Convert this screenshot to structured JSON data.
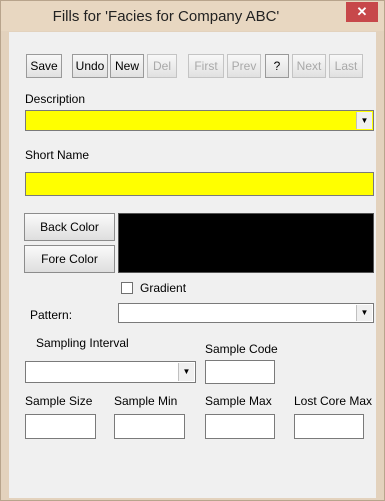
{
  "window": {
    "title": "Fills for 'Facies for Company ABC'",
    "close_glyph": "✕"
  },
  "toolbar": {
    "save": "Save",
    "undo": "Undo",
    "new": "New",
    "del": "Del",
    "first": "First",
    "prev": "Prev",
    "help": "?",
    "next": "Next",
    "last": "Last"
  },
  "form": {
    "description_label": "Description",
    "description_value": "",
    "short_name_label": "Short Name",
    "short_name_value": "",
    "back_color_button": "Back Color",
    "fore_color_button": "Fore Color",
    "color_swatch": "#000000",
    "gradient_label": "Gradient",
    "gradient_checked": false,
    "pattern_label": "Pattern:",
    "pattern_value": "",
    "sampling_interval_label": "Sampling Interval",
    "sampling_interval_value": "",
    "sample_code_label": "Sample Code",
    "sample_size_label": "Sample Size",
    "sample_min_label": "Sample Min",
    "sample_max_label": "Sample Max",
    "lost_core_max_label": "Lost Core Max"
  },
  "colors": {
    "field_highlight": "#ffff00",
    "window_frame": "#e3d2bd",
    "close_button": "#c7484a"
  },
  "icons": {
    "dropdown": "chevron-down-icon",
    "close": "close-icon"
  }
}
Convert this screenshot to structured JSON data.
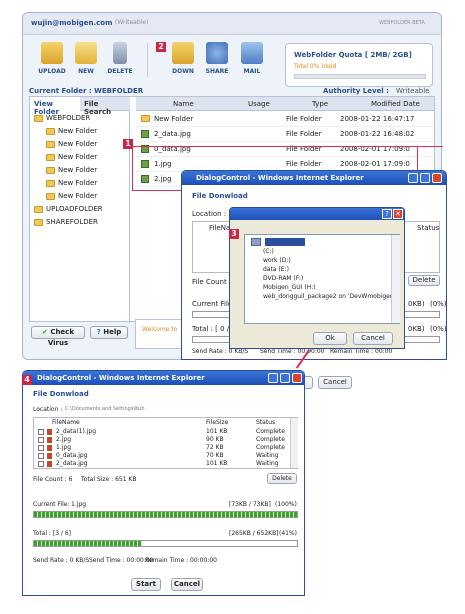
{
  "webfolder": {
    "user": "wujin@mobigen.com",
    "user_suffix": "(Writeable)",
    "brand": "WEBFOLDER BETA",
    "toolbar": {
      "upload": "UPLOAD",
      "new": "NEW",
      "delete": "DELETE",
      "down": "DOWN",
      "share": "SHARE",
      "mail": "MAIL"
    },
    "quota": {
      "title": "WebFolder Quota [ 2MB/ 2GB]",
      "used": "Total 0% Used"
    },
    "current_folder": "Current Folder : WEBFOLDER",
    "authority": "Authority Level :",
    "authority_value": "Writeable",
    "tabs": {
      "view": "View Folder",
      "search": "File Search"
    },
    "tree": [
      {
        "label": "WEBFOLDER"
      },
      {
        "label": "New Folder"
      },
      {
        "label": "New Folder"
      },
      {
        "label": "New Folder"
      },
      {
        "label": "New Folder"
      },
      {
        "label": "New Folder"
      },
      {
        "label": "New Folder"
      },
      {
        "label": "UPLOADFOLDER"
      },
      {
        "label": "SHAREFOLDER"
      }
    ],
    "columns": {
      "name": "Name",
      "usage": "Usage",
      "type": "Type",
      "modified": "Modified Date"
    },
    "rows": [
      {
        "name": "New Folder",
        "usage": "",
        "type": "File Folder",
        "date": "2008-01-22 16:47:17"
      },
      {
        "name": "2_data.jpg",
        "usage": "",
        "type": "File Folder",
        "date": "2008-01-22 16:48:02"
      },
      {
        "name": "0_data.jpg",
        "usage": "",
        "type": "File Folder",
        "date": "2008-02-01 17:09:0"
      },
      {
        "name": "1.jpg",
        "usage": "",
        "type": "File Folder",
        "date": "2008-02-01 17:09:0"
      },
      {
        "name": "2.jpg",
        "usage": "",
        "type": "File Folder",
        "date": "2008-02-01 17:09:0"
      }
    ],
    "check_virus": "Check Virus",
    "help": "Help",
    "welcome": "Welcome to"
  },
  "badges": {
    "b1": "1",
    "b2": "2",
    "b3": "3",
    "b4": "4"
  },
  "dlg1": {
    "title": "DialogControl - Windows Internet Explorer",
    "section": "File Donwload",
    "location": "Location :",
    "filename_col": "FileName",
    "status_col": "Status",
    "file_count": "File Count : 0",
    "delete": "Delete",
    "current_file": "Current File:",
    "pct1": "0KB)",
    "pct1b": "(0%)",
    "total": "Total : [ 0 / 0",
    "pct2": "0KB)",
    "pct2b": "(0%)",
    "send_rate": "Send Rate : 0 KB/S",
    "send_time": "Send Time : 00:00:00",
    "remain": "Remain Time : 00:00",
    "cancel": "Cancel"
  },
  "browse": {
    "help": "?",
    "items": [
      "(C:)",
      "work (D:)",
      "data (E:)",
      "DVD-RAM (F:)",
      "Mobigen_GUI (H:)",
      "web_dongguil_package2 on 'DevWmobiger"
    ],
    "ok": "Ok",
    "cancel": "Cancel"
  },
  "dlg2": {
    "title": "DialogControl - Windows Internet Explorer",
    "section": "File Donwload",
    "location_label": "Location :",
    "location_value": "C:\\Documents and Settings\\Kuh",
    "cols": {
      "name": "FileName",
      "size": "FileSize",
      "status": "Status"
    },
    "rows": [
      {
        "name": "2_data(1).jpg",
        "size": "101 KB",
        "status": "Complete"
      },
      {
        "name": "2.jpg",
        "size": "90 KB",
        "status": "Complete"
      },
      {
        "name": "1.jpg",
        "size": "72 KB",
        "status": "Complete"
      },
      {
        "name": "0_data.jpg",
        "size": "70 KB",
        "status": "Waiting"
      },
      {
        "name": "2_data.jpg",
        "size": "101 KB",
        "status": "Waiting"
      }
    ],
    "file_count": "File Count : 6",
    "total_size": "Total Size : 651 KB",
    "delete": "Delete",
    "current_label": "Current File:",
    "current_value": "1.jpg",
    "current_kb": "[73KB / 73KB]",
    "current_pct": "(100%)",
    "current_fill": 1.0,
    "total_label": "Total : [3 / 6]",
    "total_kb": "[265KB / 652KB]",
    "total_pct": "(41%)",
    "total_fill": 0.41,
    "send_rate": "Send Rate : 0 KB/S",
    "send_time": "Send Time : 00:00:00",
    "remain": "Remain Time : 00:00:00",
    "start": "Start",
    "cancel": "Cancel"
  },
  "colors": {
    "accent": "#2a4f8e",
    "badge": "#cc2444",
    "ie_bar": "#1d4fb6",
    "progress": "#3aa32c",
    "highlight": "#d8315b"
  }
}
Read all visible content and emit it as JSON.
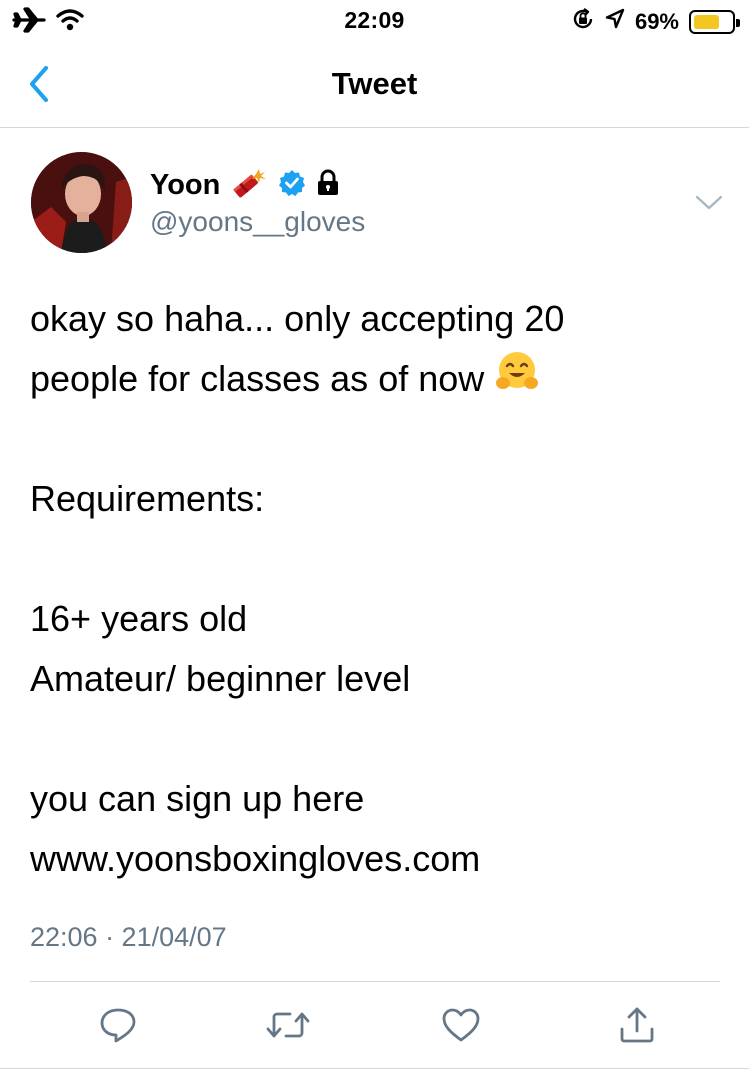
{
  "status_bar": {
    "time": "22:09",
    "battery_percent_label": "69%",
    "battery_level": 0.69,
    "battery_color": "#f3c622",
    "icons": [
      "airplane-icon",
      "wifi-icon",
      "orientation-lock-icon",
      "location-icon",
      "battery-icon"
    ]
  },
  "nav": {
    "title": "Tweet",
    "back_icon": "chevron-left-icon",
    "accent_color": "#1da1f2"
  },
  "tweet": {
    "author": {
      "display_name": "Yoon",
      "handle": "@yoons__gloves",
      "badges": [
        "firecracker-emoji",
        "verified-badge-icon",
        "lock-icon"
      ]
    },
    "lines": [
      "okay so haha... only accepting 20",
      "people for classes as of now",
      "",
      "Requirements:",
      "",
      "16+ years old",
      "Amateur/ beginner level",
      "",
      "you can sign up here",
      "www.yoonsboxingloves.com"
    ],
    "inline_emoji": "hugging-face-emoji",
    "timestamp": "22:06 · 21/04/07"
  },
  "actions": [
    {
      "name": "reply",
      "icon": "reply-icon"
    },
    {
      "name": "retweet",
      "icon": "retweet-icon"
    },
    {
      "name": "like",
      "icon": "heart-icon"
    },
    {
      "name": "share",
      "icon": "share-icon"
    }
  ],
  "colors": {
    "secondary_text": "#657786",
    "divider": "#d6d6d6",
    "verified": "#1da1f2"
  }
}
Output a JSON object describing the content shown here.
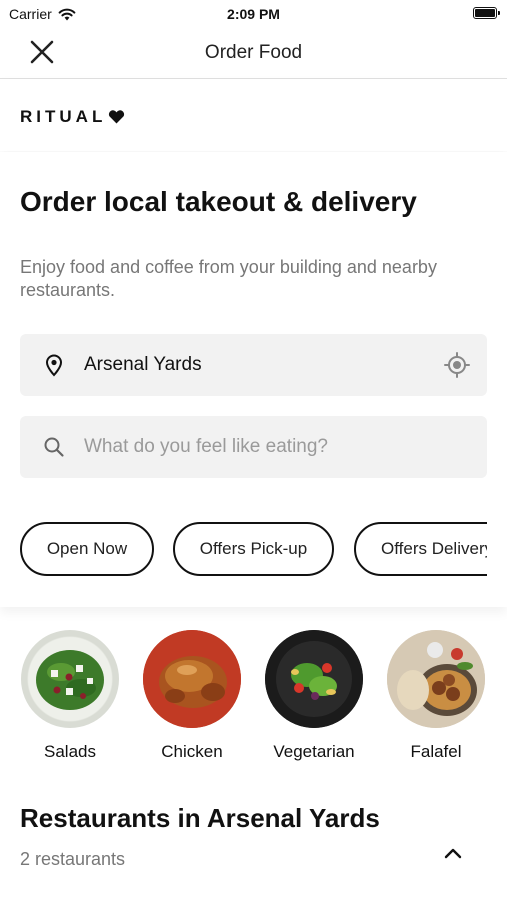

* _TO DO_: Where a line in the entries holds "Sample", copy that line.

* _TASK ANSWER_:
    "sample_code_label": "Sample Code",
    "sample_size_label": "Sample Size",
    "sample_min_label": "Sample Min",
    "sample_max_label": "Sample Max",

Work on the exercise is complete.